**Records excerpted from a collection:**
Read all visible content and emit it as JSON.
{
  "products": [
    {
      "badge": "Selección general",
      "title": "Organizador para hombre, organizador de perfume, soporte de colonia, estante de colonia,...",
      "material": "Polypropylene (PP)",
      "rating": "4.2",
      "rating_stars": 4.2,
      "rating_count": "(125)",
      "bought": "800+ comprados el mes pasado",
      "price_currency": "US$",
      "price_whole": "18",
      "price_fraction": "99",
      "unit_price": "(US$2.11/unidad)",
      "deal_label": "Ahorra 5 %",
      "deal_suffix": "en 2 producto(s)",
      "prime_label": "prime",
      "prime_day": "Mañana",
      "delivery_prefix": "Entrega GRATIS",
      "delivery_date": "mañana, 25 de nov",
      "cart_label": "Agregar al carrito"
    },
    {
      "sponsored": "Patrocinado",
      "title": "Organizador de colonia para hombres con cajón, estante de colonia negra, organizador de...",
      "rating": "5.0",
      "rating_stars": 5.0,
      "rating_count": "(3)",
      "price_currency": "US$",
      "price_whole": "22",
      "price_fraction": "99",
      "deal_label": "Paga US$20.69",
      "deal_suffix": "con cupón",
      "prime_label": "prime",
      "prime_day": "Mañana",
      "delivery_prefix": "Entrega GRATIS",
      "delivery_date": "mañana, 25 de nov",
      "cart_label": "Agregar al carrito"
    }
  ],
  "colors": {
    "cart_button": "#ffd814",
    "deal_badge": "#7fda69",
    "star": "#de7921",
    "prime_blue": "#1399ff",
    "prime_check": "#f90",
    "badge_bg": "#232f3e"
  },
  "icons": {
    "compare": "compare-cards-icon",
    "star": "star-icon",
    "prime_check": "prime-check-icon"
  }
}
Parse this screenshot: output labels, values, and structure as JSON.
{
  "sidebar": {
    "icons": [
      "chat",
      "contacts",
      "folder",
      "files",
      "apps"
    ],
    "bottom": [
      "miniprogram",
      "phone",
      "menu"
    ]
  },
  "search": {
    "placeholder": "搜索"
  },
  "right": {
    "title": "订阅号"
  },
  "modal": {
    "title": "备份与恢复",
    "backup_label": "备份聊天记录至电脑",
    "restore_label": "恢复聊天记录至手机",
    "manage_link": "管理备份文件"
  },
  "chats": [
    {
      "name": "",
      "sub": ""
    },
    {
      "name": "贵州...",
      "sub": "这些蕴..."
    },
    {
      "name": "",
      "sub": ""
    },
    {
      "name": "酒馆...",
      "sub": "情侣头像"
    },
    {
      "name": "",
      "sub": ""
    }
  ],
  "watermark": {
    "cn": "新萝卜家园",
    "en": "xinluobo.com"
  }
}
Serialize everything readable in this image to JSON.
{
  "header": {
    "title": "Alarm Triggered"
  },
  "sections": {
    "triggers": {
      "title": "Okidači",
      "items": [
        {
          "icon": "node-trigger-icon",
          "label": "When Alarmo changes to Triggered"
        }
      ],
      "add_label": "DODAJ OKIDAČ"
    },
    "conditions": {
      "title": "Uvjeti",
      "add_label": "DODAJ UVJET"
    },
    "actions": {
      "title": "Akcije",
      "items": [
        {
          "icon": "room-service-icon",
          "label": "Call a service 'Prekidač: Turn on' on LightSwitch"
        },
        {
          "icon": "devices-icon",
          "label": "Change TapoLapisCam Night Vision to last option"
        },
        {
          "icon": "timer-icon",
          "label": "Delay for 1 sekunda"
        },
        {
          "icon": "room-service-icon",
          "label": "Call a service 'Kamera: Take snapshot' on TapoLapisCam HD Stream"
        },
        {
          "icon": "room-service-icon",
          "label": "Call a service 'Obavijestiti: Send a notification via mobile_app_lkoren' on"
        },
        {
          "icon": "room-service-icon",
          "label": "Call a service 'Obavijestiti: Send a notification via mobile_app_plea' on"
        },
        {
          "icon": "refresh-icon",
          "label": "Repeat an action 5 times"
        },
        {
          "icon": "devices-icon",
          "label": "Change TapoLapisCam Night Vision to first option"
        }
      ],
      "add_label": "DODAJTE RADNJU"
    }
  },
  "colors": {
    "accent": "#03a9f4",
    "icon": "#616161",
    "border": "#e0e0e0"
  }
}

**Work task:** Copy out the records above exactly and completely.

**Written answer:**
Read all visible content and emit it as JSON.
{
  "products": [
    {
      "badge": "Selección general",
      "title": "Organizador para hombre, organizador de perfume, soporte de colonia, estante de colonia,...",
      "material": "Polypropylene (PP)",
      "rating": "4.2",
      "rating_stars": 4.2,
      "rating_count": "(125)",
      "bought": "800+ comprados el mes pasado",
      "price_currency": "US$",
      "price_whole": "18",
      "price_fraction": "99",
      "unit_price": "(US$2.11/unidad)",
      "deal_label": "Ahorra 5 %",
      "deal_suffix": "en 2 producto(s)",
      "prime_label": "prime",
      "prime_day": "Mañana",
      "delivery_prefix": "Entrega GRATIS",
      "delivery_date": "mañana, 25 de nov",
      "cart_label": "Agregar al carrito"
    },
    {
      "sponsored": "Patrocinado",
      "title": "Organizador de colonia para hombres con cajón, estante de colonia negra, organizador de...",
      "rating": "5.0",
      "rating_stars": 5.0,
      "rating_count": "(3)",
      "price_currency": "US$",
      "price_whole": "22",
      "price_fraction": "99",
      "deal_label": "Paga US$20.69",
      "deal_suffix": "con cupón",
      "prime_label": "prime",
      "prime_day": "Mañana",
      "delivery_prefix": "Entrega GRATIS",
      "delivery_date": "mañana, 25 de nov",
      "cart_label": "Agregar al carrito"
    }
  ],
  "colors": {
    "cart_button": "#ffd814",
    "deal_badge": "#7fda69",
    "star": "#de7921",
    "prime_blue": "#1399ff",
    "prime_check": "#f90",
    "badge_bg": "#232f3e"
  },
  "icons": {
    "compare": "compare-cards-icon",
    "star": "star-icon",
    "prime_check": "prime-check-icon"
  }
}
Parse this screenshot: output labels, values, and structure as JSON.
{
  "sidebar": {
    "icons": [
      "chat",
      "contacts",
      "folder",
      "files",
      "apps"
    ],
    "bottom": [
      "miniprogram",
      "phone",
      "menu"
    ]
  },
  "search": {
    "placeholder": "搜索"
  },
  "right": {
    "title": "订阅号"
  },
  "modal": {
    "title": "备份与恢复",
    "backup_label": "备份聊天记录至电脑",
    "restore_label": "恢复聊天记录至手机",
    "manage_link": "管理备份文件"
  },
  "chats": [
    {
      "name": "",
      "sub": ""
    },
    {
      "name": "贵州...",
      "sub": "这些蕴..."
    },
    {
      "name": "",
      "sub": ""
    },
    {
      "name": "酒馆...",
      "sub": "情侣头像"
    },
    {
      "name": "",
      "sub": ""
    }
  ],
  "watermark": {
    "cn": "新萝卜家园",
    "en": "xinluobo.com"
  }
}
Serialize everything readable in this image to JSON.
{
  "header": {
    "title": "Alarm Triggered"
  },
  "sections": {
    "triggers": {
      "title": "Okidači",
      "items": [
        {
          "icon": "node-trigger-icon",
          "label": "When Alarmo changes to Triggered"
        }
      ],
      "add_label": "DODAJ OKIDAČ"
    },
    "conditions": {
      "title": "Uvjeti",
      "add_label": "DODAJ UVJET"
    },
    "actions": {
      "title": "Akcije",
      "items": [
        {
          "icon": "room-service-icon",
          "label": "Call a service 'Prekidač: Turn on' on LightSwitch"
        },
        {
          "icon": "devices-icon",
          "label": "Change TapoLapisCam Night Vision to last option"
        },
        {
          "icon": "timer-icon",
          "label": "Delay for 1 sekunda"
        },
        {
          "icon": "room-service-icon",
          "label": "Call a service 'Kamera: Take snapshot' on TapoLapisCam HD Stream"
        },
        {
          "icon": "room-service-icon",
          "label": "Call a service 'Obavijestiti: Send a notification via mobile_app_lkoren' on"
        },
        {
          "icon": "room-service-icon",
          "label": "Call a service 'Obavijestiti: Send a notification via mobile_app_plea' on"
        },
        {
          "icon": "refresh-icon",
          "label": "Repeat an action 5 times"
        },
        {
          "icon": "devices-icon",
          "label": "Change TapoLapisCam Night Vision to first option"
        }
      ],
      "add_label": "DODAJTE RADNJU"
    }
  },
  "colors": {
    "accent": "#03a9f4",
    "icon": "#616161",
    "border": "#e0e0e0"
  }
}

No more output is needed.